Ballot design changes everything. How much was lost because of a bad interface? Since the 2000 election, the American Institute of Graphic Artists has lobbied Chicago on the redesign of a local ballot, and the U.S. Government to include communication design criteria in any election reform bill.
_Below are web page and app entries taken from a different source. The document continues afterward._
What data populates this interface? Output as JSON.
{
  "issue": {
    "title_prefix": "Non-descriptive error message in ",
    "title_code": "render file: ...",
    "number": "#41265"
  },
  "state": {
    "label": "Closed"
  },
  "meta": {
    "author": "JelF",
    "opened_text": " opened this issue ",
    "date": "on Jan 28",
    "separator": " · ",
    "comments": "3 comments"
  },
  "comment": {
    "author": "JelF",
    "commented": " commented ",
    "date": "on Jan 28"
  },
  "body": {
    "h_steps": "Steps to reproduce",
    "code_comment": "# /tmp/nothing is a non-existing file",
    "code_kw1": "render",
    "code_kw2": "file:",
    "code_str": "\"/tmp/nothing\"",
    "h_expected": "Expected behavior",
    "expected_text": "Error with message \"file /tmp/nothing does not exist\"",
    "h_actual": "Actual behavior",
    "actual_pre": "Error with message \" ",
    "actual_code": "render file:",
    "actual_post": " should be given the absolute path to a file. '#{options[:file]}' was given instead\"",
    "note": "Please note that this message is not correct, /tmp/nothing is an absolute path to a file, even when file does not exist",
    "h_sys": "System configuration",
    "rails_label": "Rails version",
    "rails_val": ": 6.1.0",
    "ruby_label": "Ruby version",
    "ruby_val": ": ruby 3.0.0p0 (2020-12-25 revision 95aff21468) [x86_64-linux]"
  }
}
See also Disenfranchised by Design, an essay written in 1998.

>  2 May 2002 | LINK | Filed in , , , , , ,